TASK DESCRIPTION =>
Copy every line below that has the word "список" in it.

(Excerpts from an interface dataset)
==================================================
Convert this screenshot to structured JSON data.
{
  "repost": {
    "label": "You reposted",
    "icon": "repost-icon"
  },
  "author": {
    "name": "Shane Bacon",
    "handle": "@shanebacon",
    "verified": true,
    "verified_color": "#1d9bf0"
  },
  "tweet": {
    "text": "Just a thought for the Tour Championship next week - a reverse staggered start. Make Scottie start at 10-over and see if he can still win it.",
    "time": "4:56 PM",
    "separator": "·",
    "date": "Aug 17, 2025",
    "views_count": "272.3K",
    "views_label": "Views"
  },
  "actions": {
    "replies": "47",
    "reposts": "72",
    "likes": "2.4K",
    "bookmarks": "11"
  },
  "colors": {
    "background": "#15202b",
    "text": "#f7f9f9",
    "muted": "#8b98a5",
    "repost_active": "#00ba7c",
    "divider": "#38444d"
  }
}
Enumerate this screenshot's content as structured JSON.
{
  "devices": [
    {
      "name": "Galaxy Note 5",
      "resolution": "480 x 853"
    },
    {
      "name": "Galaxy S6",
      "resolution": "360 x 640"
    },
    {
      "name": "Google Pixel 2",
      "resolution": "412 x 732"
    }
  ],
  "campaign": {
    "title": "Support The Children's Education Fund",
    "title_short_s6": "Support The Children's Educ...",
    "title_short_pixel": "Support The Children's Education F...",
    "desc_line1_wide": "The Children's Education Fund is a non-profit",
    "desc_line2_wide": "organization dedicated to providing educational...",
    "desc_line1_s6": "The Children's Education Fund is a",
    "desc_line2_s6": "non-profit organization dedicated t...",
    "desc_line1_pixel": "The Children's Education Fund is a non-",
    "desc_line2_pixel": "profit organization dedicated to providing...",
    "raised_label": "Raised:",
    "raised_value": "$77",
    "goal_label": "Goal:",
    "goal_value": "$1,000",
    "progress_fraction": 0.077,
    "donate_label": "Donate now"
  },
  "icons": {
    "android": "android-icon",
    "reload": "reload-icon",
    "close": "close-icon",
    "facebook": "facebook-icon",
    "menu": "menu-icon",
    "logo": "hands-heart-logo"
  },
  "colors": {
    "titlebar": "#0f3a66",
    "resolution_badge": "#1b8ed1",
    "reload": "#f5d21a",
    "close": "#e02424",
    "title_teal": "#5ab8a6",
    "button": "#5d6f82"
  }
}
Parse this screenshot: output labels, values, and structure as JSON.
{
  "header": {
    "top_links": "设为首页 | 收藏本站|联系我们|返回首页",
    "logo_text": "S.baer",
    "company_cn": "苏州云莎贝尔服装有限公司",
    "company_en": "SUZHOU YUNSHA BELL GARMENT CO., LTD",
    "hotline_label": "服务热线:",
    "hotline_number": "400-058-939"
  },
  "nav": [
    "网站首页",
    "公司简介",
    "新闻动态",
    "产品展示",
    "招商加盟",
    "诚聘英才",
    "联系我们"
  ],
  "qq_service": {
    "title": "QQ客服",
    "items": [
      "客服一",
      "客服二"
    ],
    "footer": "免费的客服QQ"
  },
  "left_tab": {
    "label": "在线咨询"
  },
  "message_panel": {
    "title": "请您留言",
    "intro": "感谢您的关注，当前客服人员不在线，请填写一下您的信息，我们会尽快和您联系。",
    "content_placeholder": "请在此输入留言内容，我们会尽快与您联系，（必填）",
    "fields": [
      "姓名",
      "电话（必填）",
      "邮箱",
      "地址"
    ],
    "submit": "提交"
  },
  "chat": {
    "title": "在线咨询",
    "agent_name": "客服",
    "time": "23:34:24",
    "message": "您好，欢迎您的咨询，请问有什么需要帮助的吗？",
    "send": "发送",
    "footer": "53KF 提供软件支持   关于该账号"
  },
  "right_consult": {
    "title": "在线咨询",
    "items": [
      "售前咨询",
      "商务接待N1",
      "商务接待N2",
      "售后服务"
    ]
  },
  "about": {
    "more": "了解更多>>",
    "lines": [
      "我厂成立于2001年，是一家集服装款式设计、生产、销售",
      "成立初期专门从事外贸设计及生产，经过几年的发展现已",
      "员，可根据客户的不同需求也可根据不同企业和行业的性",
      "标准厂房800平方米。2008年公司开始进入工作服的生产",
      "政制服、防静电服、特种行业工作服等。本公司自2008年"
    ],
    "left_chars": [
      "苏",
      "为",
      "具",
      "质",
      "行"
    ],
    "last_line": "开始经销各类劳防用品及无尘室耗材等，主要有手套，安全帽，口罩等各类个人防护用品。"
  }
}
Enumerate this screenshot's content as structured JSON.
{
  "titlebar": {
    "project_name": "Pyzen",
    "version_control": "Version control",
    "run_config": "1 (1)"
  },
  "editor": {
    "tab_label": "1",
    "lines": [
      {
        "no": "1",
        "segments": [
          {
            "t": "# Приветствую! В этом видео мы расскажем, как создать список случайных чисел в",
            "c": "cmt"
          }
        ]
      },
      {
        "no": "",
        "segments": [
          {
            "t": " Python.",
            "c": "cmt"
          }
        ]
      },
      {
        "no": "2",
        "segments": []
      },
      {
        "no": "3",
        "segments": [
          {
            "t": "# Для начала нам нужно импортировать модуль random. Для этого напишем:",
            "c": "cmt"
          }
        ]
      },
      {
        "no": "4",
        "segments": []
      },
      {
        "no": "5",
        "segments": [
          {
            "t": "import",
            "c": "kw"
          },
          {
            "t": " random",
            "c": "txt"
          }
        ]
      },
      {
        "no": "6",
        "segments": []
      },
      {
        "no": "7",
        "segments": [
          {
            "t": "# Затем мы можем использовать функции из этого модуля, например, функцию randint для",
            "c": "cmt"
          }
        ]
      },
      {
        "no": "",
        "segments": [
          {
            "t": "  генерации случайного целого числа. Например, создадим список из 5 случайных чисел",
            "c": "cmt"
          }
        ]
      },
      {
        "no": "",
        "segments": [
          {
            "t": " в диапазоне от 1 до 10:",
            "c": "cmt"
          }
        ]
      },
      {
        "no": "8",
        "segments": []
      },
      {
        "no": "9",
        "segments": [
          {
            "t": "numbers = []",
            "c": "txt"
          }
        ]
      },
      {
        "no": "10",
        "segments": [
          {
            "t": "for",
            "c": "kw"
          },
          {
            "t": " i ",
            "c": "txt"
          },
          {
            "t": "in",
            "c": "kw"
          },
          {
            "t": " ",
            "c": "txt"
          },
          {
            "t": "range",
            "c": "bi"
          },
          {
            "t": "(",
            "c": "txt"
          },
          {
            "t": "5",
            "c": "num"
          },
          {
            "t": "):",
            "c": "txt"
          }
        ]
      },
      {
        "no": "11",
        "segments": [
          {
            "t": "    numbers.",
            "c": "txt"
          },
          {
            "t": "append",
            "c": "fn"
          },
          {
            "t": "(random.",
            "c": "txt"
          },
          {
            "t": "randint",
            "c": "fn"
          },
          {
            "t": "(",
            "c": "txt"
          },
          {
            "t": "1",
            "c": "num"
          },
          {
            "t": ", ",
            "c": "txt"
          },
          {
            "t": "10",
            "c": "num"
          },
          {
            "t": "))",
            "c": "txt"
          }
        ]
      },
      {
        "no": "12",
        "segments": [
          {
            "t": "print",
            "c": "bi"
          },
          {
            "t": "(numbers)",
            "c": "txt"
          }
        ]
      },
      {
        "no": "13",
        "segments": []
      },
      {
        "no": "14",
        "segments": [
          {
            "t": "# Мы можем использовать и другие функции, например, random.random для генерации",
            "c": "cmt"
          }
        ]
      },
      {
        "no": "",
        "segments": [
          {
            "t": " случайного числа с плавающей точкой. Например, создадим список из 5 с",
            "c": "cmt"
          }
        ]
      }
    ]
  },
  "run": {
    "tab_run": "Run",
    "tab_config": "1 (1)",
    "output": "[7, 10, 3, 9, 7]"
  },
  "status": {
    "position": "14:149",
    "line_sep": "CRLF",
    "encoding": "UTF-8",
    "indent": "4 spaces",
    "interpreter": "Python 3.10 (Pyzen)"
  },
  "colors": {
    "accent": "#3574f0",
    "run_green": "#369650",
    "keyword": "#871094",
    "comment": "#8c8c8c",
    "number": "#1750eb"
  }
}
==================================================
RESULT FOR THIS TASK =>
            "t": "# Приветствую! В этом видео мы расскажем, как создать список случайных чисел в",
            "t": "  генерации случайного целого числа. Например, создадим список из 5 случайных чисел",
            "t": " случайного числа с плавающей точкой. Например, создадим список из 5 с",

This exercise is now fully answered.